How has parenting impacted your creative life?
I have a 3 year old and an 11 month old. When we had Zoe our first, I remember seeing a buddy of mine I hadn’t seen in a while- Bret Labelle– another awesome artist I love who has incredible technical ability- he saw me and he was like “What happened? The minute you had a kid you just went on overdrive.” And yeah, it kinda slapped me in the face with the reality that now is the time. I know that I want to have this creative career. It put a whole different battery in me. You just gotta go.
Also just getting used to being exhausted all the time anyways. Knowing that I can work on this project until 3am and then be up at 6am. Because I am not sleeping anyways! It has helped me focus honestly. You have to be so much more deliberate with your time. There are only so many hours in the day. To have these little windows when you are not juggling kids and other house responsibilities, you really have to make it happen in that time. I don’t have a leisurely experience at sites where I can take my time. I have to go and be very focused and effective.
That is the biggest impact- just learning time management on a whole other level. And on a not happy side of it, the first year when I did do that with Zoe, I went overboard. I missed a solid chunk of the first year of their life. I missed so much. I was still working a full time day job and I traveled a lot. There was one month where I was only home 3 days a month. It broke me. I am not going to lie. I got to the end of that year and I just bawled my eyes out and I knew I just can’t miss this much of my kid’s life. Family and little ones come before everything to me. I had to learn how to prioritize. So it put a driver in me that pushed me on what I was doing, but I had to find a balance.
How does it feel to be living a life where you care so deeply about what you are doing and to have your children witness that? Everything is an example and kids are watching everything their parents do.
My oldest is on it. She knows my style. We will drive by something and she will point to a mural and say “dada’s painting”. She points it out. She knows Bee’s work too. She will say “Bee did it!” and I will say “yes!”. It is wonderful having them experience it. It is a hustle. Our schedules are not normal and always changing. People that know us are asking, “how do y’all do it?” It is really wild the hours that we keep. But I hope the kids see that. Their parents wanted something outside of the cookie-cutter “this is how you succeed in America” handbook. It is something way left- a muralist? You gotta sacrifice some sleep and you gotta just go. I hope my little ones see that you can do anything. It will come with a price and you have to make it happen. But I hope they are picking up on that.
Is there anything else you want to share about your practice right now or reflections on You Can’t Unsee.
One of the things I didn’t mention in the write up, is that the color palette is taken from Kente cloth. It was very popular in the early 90s on the African American fashion front. I had so many things as a kid that my grandmother would give me- Kente Cloth wraps or shirts or backpacks. I pulled that directly from there because to me it was a very uniquely African American color palette in my head.

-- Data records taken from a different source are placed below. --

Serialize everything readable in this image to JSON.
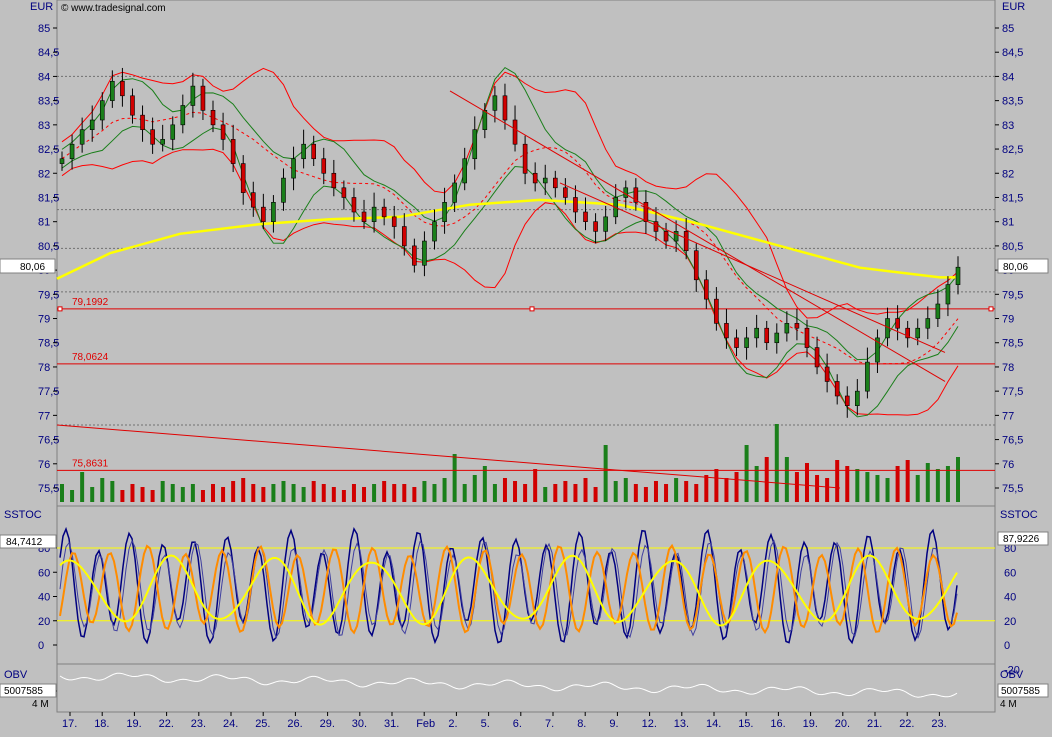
{
  "chart_data": [
    {
      "type": "candlestick",
      "panel": "price",
      "unit_label": "EUR",
      "watermark": "© www.tradesignal.com",
      "ylim": [
        75.2,
        85.3
      ],
      "y_ticks": [
        "75,5",
        "76",
        "76,5",
        "77",
        "77,5",
        "78",
        "78,5",
        "79",
        "79,5",
        "80",
        "80,5",
        "81",
        "81,5",
        "82",
        "82,5",
        "83",
        "83,5",
        "84",
        "84,5",
        "85"
      ],
      "x_labels": [
        "17.",
        "18.",
        "19.",
        "22.",
        "23.",
        "24.",
        "25.",
        "26.",
        "29.",
        "30.",
        "31.",
        "Feb",
        "2.",
        "5.",
        "6.",
        "7.",
        "8.",
        "9.",
        "12.",
        "13.",
        "14.",
        "15.",
        "16.",
        "19.",
        "20.",
        "21.",
        "22.",
        "23."
      ],
      "last_value_label": "80,06",
      "last_value": 80.06,
      "horizontal_levels": [
        {
          "value": 79.1992,
          "label": "79,1992"
        },
        {
          "value": 78.0624,
          "label": "78,0624"
        },
        {
          "value": 75.8631,
          "label": "75,8631"
        }
      ],
      "closes_approx": [
        82.3,
        82.6,
        82.9,
        83.1,
        83.5,
        83.9,
        83.6,
        83.2,
        82.9,
        82.6,
        82.7,
        83.0,
        83.4,
        83.8,
        83.3,
        83.0,
        82.7,
        82.2,
        81.6,
        81.3,
        81.0,
        81.4,
        81.9,
        82.3,
        82.6,
        82.3,
        82.0,
        81.7,
        81.5,
        81.2,
        81.0,
        81.3,
        81.1,
        80.9,
        80.5,
        80.1,
        80.6,
        81.0,
        81.4,
        81.8,
        82.3,
        82.9,
        83.3,
        83.6,
        83.1,
        82.6,
        82.0,
        81.8,
        81.9,
        81.7,
        81.5,
        81.2,
        81.0,
        80.8,
        81.1,
        81.5,
        81.7,
        81.4,
        81.0,
        80.8,
        80.6,
        80.8,
        80.4,
        79.8,
        79.4,
        78.9,
        78.6,
        78.4,
        78.6,
        78.8,
        78.5,
        78.7,
        78.9,
        78.8,
        78.4,
        78.0,
        77.7,
        77.4,
        77.2,
        77.5,
        78.1,
        78.6,
        79.0,
        78.8,
        78.6,
        78.8,
        79.0,
        79.3,
        79.7,
        80.06
      ],
      "volume_ylim": [
        0,
        100
      ],
      "volume_values_approx": [
        30,
        20,
        50,
        25,
        40,
        35,
        20,
        30,
        25,
        20,
        35,
        30,
        25,
        30,
        20,
        30,
        25,
        35,
        40,
        30,
        25,
        30,
        35,
        30,
        25,
        35,
        30,
        25,
        20,
        30,
        25,
        30,
        35,
        30,
        30,
        25,
        35,
        30,
        40,
        80,
        30,
        45,
        60,
        30,
        40,
        35,
        30,
        55,
        25,
        30,
        35,
        30,
        40,
        25,
        95,
        35,
        40,
        30,
        25,
        35,
        30,
        40,
        35,
        30,
        45,
        55,
        40,
        50,
        95,
        60,
        75,
        130,
        75,
        50,
        65,
        45,
        40,
        70,
        60,
        55,
        50,
        45,
        40,
        60,
        70,
        45,
        65,
        55,
        60,
        75
      ],
      "volume_colors": [
        "#d10000",
        "#1a7f1a"
      ],
      "series": [
        {
          "name": "price",
          "color": "#000000"
        },
        {
          "name": "sma200",
          "color": "#ffff00"
        },
        {
          "name": "bb_upper",
          "color": "#ff0000"
        },
        {
          "name": "bb_lower",
          "color": "#ff0000"
        },
        {
          "name": "bb_mid",
          "color": "#ff0000"
        },
        {
          "name": "channel",
          "color": "#1a7f1a"
        }
      ]
    },
    {
      "type": "line",
      "panel": "oscillator",
      "label": "SSTOC",
      "ylim": [
        -5,
        100
      ],
      "y_ticks": [
        "0",
        "20",
        "40",
        "60",
        "80"
      ],
      "right_ticks": [
        "20",
        "40",
        "60",
        "80"
      ],
      "left_value_label": "84,7412",
      "right_value_label": "87,9226",
      "levels": [
        20,
        80
      ],
      "series": [
        {
          "name": "fast",
          "color": "#000080"
        },
        {
          "name": "slow",
          "color": "#ff8c00"
        },
        {
          "name": "smooth",
          "color": "#ffff00"
        }
      ]
    },
    {
      "type": "line",
      "panel": "obv",
      "label": "OBV",
      "left_value_label": "5007585",
      "right_value_label": "5007585",
      "axis_label": "4 M",
      "series": [
        {
          "name": "obv",
          "color": "#ffffff"
        }
      ]
    }
  ]
}
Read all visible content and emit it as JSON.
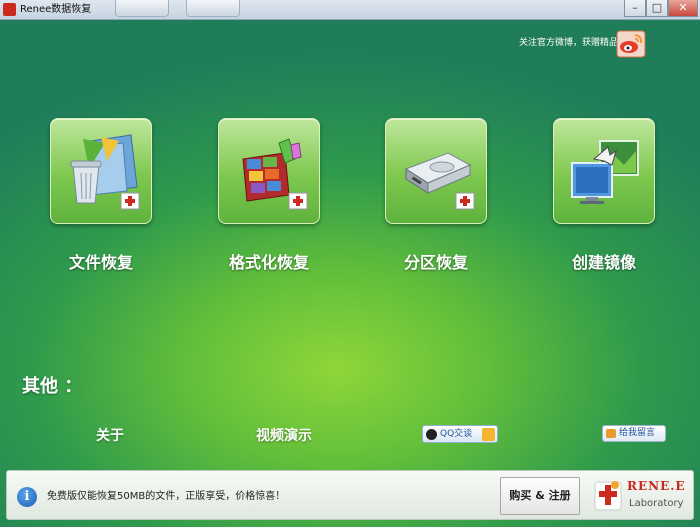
{
  "window": {
    "title": "Renee数据恢复"
  },
  "header": {
    "follow_text": "关注官方微博，获赠精品软件"
  },
  "features": [
    {
      "label": "文件恢复",
      "icon": "file-recovery-icon"
    },
    {
      "label": "格式化恢复",
      "icon": "format-recovery-icon"
    },
    {
      "label": "分区恢复",
      "icon": "partition-recovery-icon"
    },
    {
      "label": "创建镜像",
      "icon": "create-image-icon"
    }
  ],
  "other": {
    "title": "其他 ：",
    "about_label": "关于",
    "video_label": "视频演示",
    "qq_label": "QQ交谈",
    "message_label": "给我留言"
  },
  "footer": {
    "notice": "免费版仅能恢复50MB的文件，正版享受，价格惊喜！",
    "buy_label": "购买 & 注册",
    "brand_name": "RENE.E",
    "brand_sub": "Laboratory"
  },
  "colors": {
    "accent_red": "#cc2a1e",
    "bg_green": "#2f9a4c",
    "glow_green": "#8fd63a"
  }
}
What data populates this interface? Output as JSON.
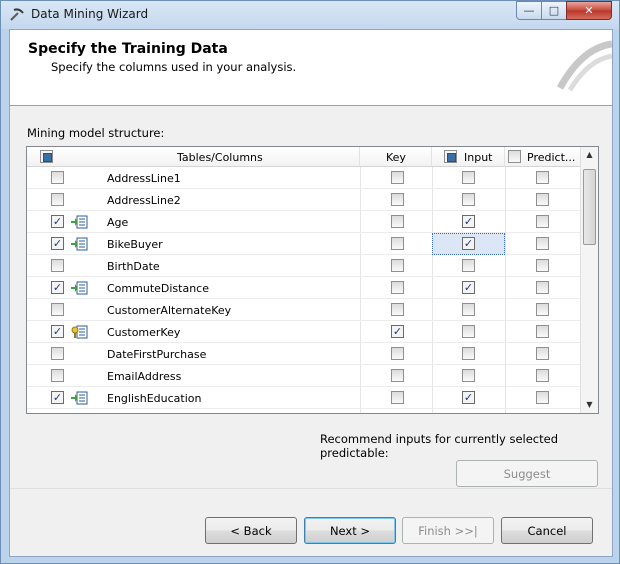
{
  "window": {
    "title": "Data Mining Wizard",
    "minimize": "—",
    "maximize": "□",
    "close": "✕"
  },
  "header": {
    "title": "Specify the Training Data",
    "subtitle": "Specify the columns used in your analysis."
  },
  "structure_label": "Mining model structure:",
  "grid": {
    "columns": [
      "Tables/Columns",
      "Key",
      "Input",
      "Predict..."
    ],
    "header_checks": {
      "all": "partial",
      "input": "partial",
      "predict": false
    },
    "rows": [
      {
        "name": "AddressLine1",
        "checked": false,
        "icon": "",
        "key": false,
        "input": false,
        "predict": false
      },
      {
        "name": "AddressLine2",
        "checked": false,
        "icon": "",
        "key": false,
        "input": false,
        "predict": false
      },
      {
        "name": "Age",
        "checked": true,
        "icon": "input-column-icon",
        "key": false,
        "input": true,
        "predict": false
      },
      {
        "name": "BikeBuyer",
        "checked": true,
        "icon": "input-column-icon",
        "key": false,
        "input": true,
        "predict": false
      },
      {
        "name": "BirthDate",
        "checked": false,
        "icon": "",
        "key": false,
        "input": false,
        "predict": false
      },
      {
        "name": "CommuteDistance",
        "checked": true,
        "icon": "input-column-icon",
        "key": false,
        "input": true,
        "predict": false
      },
      {
        "name": "CustomerAlternateKey",
        "checked": false,
        "icon": "",
        "key": false,
        "input": false,
        "predict": false
      },
      {
        "name": "CustomerKey",
        "checked": true,
        "icon": "key-column-icon",
        "key": true,
        "input": false,
        "predict": false
      },
      {
        "name": "DateFirstPurchase",
        "checked": false,
        "icon": "",
        "key": false,
        "input": false,
        "predict": false
      },
      {
        "name": "EmailAddress",
        "checked": false,
        "icon": "",
        "key": false,
        "input": false,
        "predict": false
      },
      {
        "name": "EnglishEducation",
        "checked": true,
        "icon": "input-column-icon",
        "key": false,
        "input": true,
        "predict": false
      }
    ]
  },
  "recommend_label": "Recommend inputs for currently selected predictable:",
  "buttons": {
    "suggest": "Suggest",
    "back": "< Back",
    "next": "Next >",
    "finish": "Finish >>|",
    "cancel": "Cancel"
  },
  "colors": {
    "checkmark": "#1f3a78",
    "selection": "#dbe7f7",
    "title_gradient": "#c4d8ee"
  }
}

Someone commented on it, “this reminds me of A Tribe Called Quest”. I was like yes! They were using these patterns in the 90s as well. My mom came by when I was painting and she said she liked the colors and I told her the inspiration and she was really into it.
Hero Image credit: Rachel Gloria